A U.S. Capitol Police officer has been charged with obstructing justice in the Jan. 6 Capitol breach investigation after allegedly telling a riot participant to erase self-incriminating Facebook posts and then deleting his own messages with the man, according to charging papers.

Officer Michael Angelo Riley, a 25-year force veteran and canine officer, was charged Thursday by indictment with two counts of obstructing justice, punishable by up to 20 years in prison.

At an appearance Friday afternoon in federal court, Riley was released on personal recognizance on the condition he not contact certain people to be named by prosecutors. Riley, represented by defense attorney David Benowitz, did not enter a plea and was set for a next appearance on or before Oct. 26.

Attempts to reach Riley, 50, or his relatives were not immediately successful. Benowitz did not immediately respond to a request for comment.

“Obstruction of Justice is a very serious allegation,” U.S. Capitol Police Chief Tom Manger said in a statement. Manger said the force was notified several weeks ago about the investigation and that upon arrest Thursday, Riley had been placed on administrative leave pending completion of the case, after which he would be subject to internal investigation.

In a statement, the chairman of the union representing Capitol Police officers, Gus Papathanasiou, urged people to allow the judicial process to proceed “before rendering a judgement on this officer.”

According to the indictment, Riley was not inside the Capitol but on duty Jan. 6, responding to reports of explosive devices outside the building and monitoring police radio communications of the assault.

The next day, according to the indictment, Riley reached out to an unidentified person who posted commentary and photographs, as well as videos of himself inside the Capitol on Facebook.

“Hey [Person 1] im a capitol police officer who agrees with your political stance,” Riley wrote, the indictment alleges. “Take down the part about being in the building they are currently investigating and everyone who was in the building is going to charged. Just looking out!”

The pair had never communicated before but shared an affinity for fishing, and the person had replied to Riley’s friend request Jan. 1, the indictment said.

In dozens more messages, the person sent videos of himself smoking a hand-rolled cigarette in the Capitol, and the two discussed among other things injuries to police, the death of Officer Brian D. Sicknick and fishing, charging papers said.

But on Jan. 12, after the person said his presence at the Capitol was drawing attention online, Riley again allegedly advised, “Get off of social media.” When the person asked if he had been charged, Riley wrote, “Call me,” and the pair spoke for 23 minutes, according to the indictment. Within hours, the person texted two others saying that he had spoken to “capitol police” and that charges against him were likely to be trespassing, the indictment said.

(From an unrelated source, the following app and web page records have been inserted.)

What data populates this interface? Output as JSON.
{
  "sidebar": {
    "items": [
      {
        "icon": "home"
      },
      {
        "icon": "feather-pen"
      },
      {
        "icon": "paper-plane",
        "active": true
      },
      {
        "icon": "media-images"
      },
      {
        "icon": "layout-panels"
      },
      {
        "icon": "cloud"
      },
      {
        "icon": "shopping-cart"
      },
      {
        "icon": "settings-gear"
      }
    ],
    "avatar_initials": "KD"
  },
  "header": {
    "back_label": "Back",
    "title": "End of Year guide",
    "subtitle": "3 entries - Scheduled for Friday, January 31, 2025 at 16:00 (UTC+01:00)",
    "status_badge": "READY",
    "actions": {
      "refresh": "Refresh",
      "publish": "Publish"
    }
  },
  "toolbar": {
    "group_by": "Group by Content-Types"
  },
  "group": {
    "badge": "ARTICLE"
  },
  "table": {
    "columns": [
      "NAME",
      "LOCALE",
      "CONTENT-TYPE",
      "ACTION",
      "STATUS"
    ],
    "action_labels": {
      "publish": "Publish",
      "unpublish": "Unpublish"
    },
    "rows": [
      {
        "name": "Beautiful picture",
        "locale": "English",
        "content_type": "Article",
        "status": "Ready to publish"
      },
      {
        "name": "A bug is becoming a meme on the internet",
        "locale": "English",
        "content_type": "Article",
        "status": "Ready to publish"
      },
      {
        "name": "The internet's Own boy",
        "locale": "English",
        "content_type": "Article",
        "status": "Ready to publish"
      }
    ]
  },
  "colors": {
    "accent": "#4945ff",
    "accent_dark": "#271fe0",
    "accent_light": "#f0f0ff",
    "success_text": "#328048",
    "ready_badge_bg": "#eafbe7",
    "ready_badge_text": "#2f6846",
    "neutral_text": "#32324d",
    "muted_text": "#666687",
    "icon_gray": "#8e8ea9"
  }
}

On Jan. 19, the man was arrested and interviewed by the FBI. He messaged Riley the following day, “The fbi was very curious that I had been speaking to you. If they havent already asked you about me they are gonna. They took my phone and downloaded everything,” court papers said.

“That’s fine,” Riley responded, according to the charges, before deleting messages with the man.

On Jan. 21, 12 days after acknowledging a video and photo of the man smoking in the U.S. Capitol, Riley allegedly messaged: “Hey [Person 1], another mutual friend was talking about you last night. I tried to defend you but then he showed me a video of you smoking weed and acting like a moron. i have to say I was shocked and dumbfounded . . .,” according to charging papers.

“I was so mad last night I deleted all your post, but I wanted to text you this morning and tell you that I will no longer be conversing with you,” Riley continued in his final message to the man, the indictment said.

Capitol Police had announced last month that disciplinary action has been recommended in seven cases against officers following internal investigations into the Jan. 6 breach, which authorities said contributed to five deaths, assaults on about 140 officers and the delay of Congress’s certification of the 2020 election victory of President Biden.

It was not immediately clear if Riley’s was among those cases. Capitol police said their Office of Professional Responsibility launched 38 internal investigations and was able to identify the officers involved in 26 of those cases. In 20 of the cases, no wrongdoing was found, according to a statement. A Capitol Police spokesman confirmed that Riley was honored in 2011 for saving the life of a fellow officer who had fallen on ice and hit his head on the pavement during a snowstorm.

Riley, having volunteered to work an extra shift to help during the storm, gave CPR to the injured officer, who had been knocked unconscious, was bleeding from the head and had no pulse. The officer survived after undergoing quadruple heart-bypass surgery and had no brain damage.